The child’s eyes widened and her mouth dropped slightly open. As if in a trance – though she wasn’t – the little girl stepped into the hut. She made a bee-line to the table, where dried herbs were laid out in neat rows. Her hands hovered over them, but didn’t touch, not even lightly.
She looked around the kitchen with its roaring hearthfire, its cauldron, its copper bowls and pans hanging on the walls and said the words that children had been saying for centuries:
“It’s bigger on the inside!”
And it was. It was either an infinite number of rooms or a finite number of rooms with infinite connections. A child could run from the store room to the kitchen and find herself in the attic. Or the library. Or the garage where she kept her mortar and pestle for flying. Or the computer room.
Baba Yaga closed the door.
“Trick,” she said.
The girl whirled to face her, tense, but not panicked.
The childish features formed into a ferocious scowl and the little fingers curled into fists.

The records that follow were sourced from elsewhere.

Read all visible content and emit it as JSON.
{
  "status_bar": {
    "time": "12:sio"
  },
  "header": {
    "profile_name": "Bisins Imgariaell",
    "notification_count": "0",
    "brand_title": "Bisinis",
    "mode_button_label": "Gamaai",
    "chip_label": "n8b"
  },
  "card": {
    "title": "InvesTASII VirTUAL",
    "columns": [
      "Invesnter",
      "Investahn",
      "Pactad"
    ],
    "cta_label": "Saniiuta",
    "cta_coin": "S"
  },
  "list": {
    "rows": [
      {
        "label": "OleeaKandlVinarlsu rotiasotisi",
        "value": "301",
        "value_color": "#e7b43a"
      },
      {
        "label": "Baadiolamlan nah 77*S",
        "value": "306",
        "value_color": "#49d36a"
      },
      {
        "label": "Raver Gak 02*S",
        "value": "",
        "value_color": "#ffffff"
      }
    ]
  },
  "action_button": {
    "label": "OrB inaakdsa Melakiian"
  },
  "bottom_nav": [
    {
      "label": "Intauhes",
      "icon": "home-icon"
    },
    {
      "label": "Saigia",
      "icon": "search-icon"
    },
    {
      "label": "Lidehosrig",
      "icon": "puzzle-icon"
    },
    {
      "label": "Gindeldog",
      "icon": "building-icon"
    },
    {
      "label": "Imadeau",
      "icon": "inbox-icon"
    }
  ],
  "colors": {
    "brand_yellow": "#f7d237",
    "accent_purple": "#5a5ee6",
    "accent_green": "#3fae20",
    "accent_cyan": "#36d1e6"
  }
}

“You’d better let me out, or you’ll wish you had!”
“And what will you do, my little bird?”
“I’m not your little bird! I’m Mama’s little squirrel!”
“Are you, now?” She caused a chair to slide across the floor and into the backs of the “squirrel”’s knees, and the child sat down in spite of herself.
She launched herself to her feet, but a gesture from Baba Yaga made her sit again.
“Do you have a name, my little bird?”
The child ground her teeth in rage and struggled to stand. “Not … telling!”
Baba Yaga nodded in satisfaction. “I’ll call you Magpie. My little Magpie.”
“Not … yours!”
“Oh, but you are. At least, for the time being. My hut needs neatening. Cleaning. Do a good job, and I’ll let you live. For as long as you do a good job.”
Now came the time when they cried or called for help.
“Help! Mama! Mommyyyyyy!”
Baba Yaga put her hand over her own mouth and the child – Magpie – was silent.
“Here, have some hot chocolate. I make very good hot chocolate, if I do say so myself.”
She held a mug to Magpie’s mouth and made her drink the warm, sweet, milky beverage.
Now the child would have only a muddy memory of a life before the hut.
The witch had a good feeling about this one. This one would turn into a good worker. More than that: This one would be curious but cautious, having learned from her one mistake of thinking herself safe in any situation. This one was willful. This one was spiteful and vengeful. This one would learn more than how to sweep and dust. This one would sneak and watch and steal knowledge wherever she could.
She wouldn’t eat this one. This one, she’d turn into a witch.